* [Supplied data]
=-=-=-=-=

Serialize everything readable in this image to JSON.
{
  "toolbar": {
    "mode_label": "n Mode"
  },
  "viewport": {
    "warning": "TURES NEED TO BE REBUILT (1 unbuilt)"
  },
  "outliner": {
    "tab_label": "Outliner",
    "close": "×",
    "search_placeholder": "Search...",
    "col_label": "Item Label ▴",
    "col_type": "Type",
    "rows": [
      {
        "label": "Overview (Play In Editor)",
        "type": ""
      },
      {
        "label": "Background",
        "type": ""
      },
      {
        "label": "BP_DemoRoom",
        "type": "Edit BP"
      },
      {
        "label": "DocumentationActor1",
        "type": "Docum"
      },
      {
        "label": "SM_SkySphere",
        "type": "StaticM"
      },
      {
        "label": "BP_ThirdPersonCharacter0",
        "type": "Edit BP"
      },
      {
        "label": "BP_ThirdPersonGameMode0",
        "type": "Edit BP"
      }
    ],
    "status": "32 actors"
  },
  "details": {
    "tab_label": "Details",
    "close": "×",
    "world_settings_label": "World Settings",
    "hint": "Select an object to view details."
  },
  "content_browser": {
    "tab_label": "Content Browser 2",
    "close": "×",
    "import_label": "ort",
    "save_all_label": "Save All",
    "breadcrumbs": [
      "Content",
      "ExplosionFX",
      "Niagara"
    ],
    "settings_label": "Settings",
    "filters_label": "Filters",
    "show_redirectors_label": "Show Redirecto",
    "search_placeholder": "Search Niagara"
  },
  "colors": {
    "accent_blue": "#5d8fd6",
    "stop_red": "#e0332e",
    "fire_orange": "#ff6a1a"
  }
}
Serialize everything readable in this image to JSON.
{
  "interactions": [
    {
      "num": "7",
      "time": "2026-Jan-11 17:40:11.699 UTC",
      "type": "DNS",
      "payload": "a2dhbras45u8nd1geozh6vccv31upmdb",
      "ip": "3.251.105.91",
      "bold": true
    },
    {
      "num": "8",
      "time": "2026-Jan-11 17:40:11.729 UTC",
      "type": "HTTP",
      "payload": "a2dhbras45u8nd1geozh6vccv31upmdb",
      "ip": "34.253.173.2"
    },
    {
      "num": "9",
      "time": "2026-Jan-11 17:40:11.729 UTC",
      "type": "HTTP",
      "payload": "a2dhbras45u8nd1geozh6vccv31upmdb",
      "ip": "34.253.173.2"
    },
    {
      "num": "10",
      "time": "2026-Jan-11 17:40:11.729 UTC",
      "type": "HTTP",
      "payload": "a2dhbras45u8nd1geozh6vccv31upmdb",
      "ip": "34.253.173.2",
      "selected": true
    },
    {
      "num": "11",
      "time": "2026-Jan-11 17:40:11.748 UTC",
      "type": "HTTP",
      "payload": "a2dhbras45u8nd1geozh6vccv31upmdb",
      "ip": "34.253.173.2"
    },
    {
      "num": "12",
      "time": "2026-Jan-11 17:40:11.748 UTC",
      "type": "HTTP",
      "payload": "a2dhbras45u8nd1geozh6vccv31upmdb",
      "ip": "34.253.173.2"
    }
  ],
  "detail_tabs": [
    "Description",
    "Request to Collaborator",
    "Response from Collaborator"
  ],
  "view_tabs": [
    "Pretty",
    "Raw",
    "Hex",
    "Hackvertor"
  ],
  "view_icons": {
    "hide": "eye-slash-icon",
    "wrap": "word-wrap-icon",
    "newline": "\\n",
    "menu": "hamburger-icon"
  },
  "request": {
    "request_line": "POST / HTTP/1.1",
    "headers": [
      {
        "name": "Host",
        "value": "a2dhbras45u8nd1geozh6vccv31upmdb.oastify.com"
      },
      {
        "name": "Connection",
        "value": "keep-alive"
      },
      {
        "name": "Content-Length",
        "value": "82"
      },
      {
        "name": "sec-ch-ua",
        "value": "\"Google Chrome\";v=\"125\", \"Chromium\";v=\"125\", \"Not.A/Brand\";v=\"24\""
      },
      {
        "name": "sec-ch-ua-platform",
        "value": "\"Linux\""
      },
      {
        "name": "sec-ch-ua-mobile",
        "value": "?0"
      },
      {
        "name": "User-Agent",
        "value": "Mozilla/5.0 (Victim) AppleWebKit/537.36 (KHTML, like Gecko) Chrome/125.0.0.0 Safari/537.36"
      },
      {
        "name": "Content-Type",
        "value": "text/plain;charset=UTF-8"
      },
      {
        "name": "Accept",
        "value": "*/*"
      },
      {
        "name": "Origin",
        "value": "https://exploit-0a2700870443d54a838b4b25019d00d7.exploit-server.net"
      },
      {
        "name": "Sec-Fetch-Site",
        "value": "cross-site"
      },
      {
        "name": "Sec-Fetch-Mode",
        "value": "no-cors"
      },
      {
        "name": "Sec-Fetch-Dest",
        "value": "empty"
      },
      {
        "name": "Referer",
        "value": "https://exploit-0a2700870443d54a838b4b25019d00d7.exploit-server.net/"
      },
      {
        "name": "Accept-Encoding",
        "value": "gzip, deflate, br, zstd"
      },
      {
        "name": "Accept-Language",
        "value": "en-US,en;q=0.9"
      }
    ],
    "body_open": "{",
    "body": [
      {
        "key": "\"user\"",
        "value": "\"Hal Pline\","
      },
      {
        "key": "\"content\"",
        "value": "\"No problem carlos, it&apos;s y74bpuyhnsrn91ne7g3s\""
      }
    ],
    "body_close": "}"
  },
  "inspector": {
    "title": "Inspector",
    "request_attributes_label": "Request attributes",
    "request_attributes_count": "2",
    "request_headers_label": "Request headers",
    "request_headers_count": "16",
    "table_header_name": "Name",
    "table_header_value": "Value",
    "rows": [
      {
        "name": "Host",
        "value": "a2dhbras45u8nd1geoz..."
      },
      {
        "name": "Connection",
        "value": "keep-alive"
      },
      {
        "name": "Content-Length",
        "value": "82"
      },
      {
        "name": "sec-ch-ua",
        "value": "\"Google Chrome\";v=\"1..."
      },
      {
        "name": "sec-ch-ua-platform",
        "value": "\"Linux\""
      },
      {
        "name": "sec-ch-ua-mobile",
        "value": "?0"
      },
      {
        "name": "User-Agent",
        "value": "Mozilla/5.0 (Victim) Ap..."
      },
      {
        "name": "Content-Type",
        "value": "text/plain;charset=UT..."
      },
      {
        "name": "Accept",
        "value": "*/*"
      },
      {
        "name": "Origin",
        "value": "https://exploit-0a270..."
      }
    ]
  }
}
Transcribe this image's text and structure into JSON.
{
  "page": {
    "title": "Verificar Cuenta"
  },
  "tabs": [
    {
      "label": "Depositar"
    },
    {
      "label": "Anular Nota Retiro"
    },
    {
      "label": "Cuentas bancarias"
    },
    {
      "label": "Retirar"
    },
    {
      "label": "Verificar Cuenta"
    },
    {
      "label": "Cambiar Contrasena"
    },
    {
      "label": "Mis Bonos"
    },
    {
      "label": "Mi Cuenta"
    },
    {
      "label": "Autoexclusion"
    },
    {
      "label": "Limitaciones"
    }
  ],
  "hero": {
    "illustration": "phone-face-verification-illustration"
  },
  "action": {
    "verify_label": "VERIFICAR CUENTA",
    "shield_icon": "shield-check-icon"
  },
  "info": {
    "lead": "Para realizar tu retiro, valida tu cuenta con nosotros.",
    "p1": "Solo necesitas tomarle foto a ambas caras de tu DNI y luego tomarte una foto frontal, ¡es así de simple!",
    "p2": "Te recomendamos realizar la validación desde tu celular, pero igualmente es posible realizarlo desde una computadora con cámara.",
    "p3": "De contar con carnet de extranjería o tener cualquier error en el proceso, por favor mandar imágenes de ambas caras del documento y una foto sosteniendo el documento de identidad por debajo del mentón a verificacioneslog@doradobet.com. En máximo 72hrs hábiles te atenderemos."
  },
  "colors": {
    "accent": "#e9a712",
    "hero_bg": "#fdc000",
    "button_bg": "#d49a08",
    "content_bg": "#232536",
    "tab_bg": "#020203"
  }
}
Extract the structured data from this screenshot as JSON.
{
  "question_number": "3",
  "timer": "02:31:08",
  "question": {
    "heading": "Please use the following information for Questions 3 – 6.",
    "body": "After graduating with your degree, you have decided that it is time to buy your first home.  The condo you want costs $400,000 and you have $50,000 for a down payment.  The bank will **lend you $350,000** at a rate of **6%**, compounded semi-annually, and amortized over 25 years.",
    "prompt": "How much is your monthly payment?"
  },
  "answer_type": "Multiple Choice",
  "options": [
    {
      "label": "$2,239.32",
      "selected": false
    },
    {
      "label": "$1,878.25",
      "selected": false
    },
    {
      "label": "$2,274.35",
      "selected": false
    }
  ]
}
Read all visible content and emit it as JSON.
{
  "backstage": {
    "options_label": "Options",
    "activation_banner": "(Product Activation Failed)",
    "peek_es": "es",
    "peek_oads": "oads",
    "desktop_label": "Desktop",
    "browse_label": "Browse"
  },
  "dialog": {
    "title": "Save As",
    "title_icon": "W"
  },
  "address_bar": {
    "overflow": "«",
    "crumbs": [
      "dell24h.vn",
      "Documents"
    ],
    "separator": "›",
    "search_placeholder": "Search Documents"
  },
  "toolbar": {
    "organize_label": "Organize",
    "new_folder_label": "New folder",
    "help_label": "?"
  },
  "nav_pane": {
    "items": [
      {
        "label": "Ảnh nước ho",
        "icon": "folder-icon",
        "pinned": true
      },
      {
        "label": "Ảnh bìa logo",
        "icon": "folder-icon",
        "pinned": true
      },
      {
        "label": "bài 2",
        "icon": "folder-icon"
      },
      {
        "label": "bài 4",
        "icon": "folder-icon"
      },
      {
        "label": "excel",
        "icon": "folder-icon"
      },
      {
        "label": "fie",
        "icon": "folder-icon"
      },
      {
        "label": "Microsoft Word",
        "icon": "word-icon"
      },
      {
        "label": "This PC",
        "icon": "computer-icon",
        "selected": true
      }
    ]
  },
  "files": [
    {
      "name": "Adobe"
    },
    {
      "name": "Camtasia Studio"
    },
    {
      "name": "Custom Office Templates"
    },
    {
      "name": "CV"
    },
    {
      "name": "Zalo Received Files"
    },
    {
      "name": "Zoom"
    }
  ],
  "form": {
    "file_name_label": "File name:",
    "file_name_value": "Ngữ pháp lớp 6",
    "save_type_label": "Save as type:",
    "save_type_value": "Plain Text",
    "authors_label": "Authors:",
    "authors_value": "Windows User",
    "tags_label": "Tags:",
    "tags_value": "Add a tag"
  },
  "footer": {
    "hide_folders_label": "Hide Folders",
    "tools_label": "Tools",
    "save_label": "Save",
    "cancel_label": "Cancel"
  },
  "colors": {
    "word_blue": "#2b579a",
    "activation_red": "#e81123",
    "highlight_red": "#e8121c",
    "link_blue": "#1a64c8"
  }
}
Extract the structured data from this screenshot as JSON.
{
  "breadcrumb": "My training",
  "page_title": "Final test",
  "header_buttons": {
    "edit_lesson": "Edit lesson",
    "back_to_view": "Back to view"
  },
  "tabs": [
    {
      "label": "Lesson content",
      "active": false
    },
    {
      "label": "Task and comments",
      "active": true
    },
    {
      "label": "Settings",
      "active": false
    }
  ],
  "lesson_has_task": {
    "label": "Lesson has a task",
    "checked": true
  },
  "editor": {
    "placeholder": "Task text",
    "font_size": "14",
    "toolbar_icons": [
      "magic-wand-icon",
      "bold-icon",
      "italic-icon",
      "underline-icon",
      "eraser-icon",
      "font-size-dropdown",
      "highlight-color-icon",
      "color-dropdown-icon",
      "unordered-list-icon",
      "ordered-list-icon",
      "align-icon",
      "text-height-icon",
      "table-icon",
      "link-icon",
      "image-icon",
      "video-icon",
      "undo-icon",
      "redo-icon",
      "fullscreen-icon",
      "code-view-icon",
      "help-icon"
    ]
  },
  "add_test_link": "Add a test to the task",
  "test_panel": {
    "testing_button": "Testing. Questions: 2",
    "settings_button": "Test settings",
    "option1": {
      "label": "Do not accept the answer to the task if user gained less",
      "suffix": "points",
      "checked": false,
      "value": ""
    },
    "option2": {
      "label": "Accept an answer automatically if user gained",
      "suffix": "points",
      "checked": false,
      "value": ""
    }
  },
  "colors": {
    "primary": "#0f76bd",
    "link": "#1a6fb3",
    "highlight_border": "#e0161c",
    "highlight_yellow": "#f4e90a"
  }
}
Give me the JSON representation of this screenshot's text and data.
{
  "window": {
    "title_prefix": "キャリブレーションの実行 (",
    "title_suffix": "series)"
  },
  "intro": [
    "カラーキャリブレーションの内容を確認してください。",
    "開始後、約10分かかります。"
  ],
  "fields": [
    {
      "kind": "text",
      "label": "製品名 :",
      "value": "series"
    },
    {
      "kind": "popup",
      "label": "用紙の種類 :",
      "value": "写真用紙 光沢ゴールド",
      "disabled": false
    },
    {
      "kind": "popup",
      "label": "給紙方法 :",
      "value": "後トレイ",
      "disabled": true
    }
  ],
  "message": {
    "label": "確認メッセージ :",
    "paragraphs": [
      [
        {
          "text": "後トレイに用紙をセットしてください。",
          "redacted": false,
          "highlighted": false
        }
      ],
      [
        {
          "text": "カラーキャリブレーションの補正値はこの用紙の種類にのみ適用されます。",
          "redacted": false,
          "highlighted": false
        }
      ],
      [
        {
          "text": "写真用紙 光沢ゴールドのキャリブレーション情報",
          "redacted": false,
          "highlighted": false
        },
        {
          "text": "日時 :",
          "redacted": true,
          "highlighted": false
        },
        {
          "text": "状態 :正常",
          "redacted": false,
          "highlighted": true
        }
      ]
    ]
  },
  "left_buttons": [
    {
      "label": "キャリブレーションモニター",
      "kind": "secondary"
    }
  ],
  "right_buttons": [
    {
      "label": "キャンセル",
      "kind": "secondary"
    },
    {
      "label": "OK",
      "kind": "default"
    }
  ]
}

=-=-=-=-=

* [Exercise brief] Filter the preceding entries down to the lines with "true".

* [Finished exercise]
      "bold": true
      "selected": true
        "pinned": true
        "pinned": true
        "selected": true
      "active": true
    "checked": true
      "disabled": true
          "redacted": true,
          "highlighted": true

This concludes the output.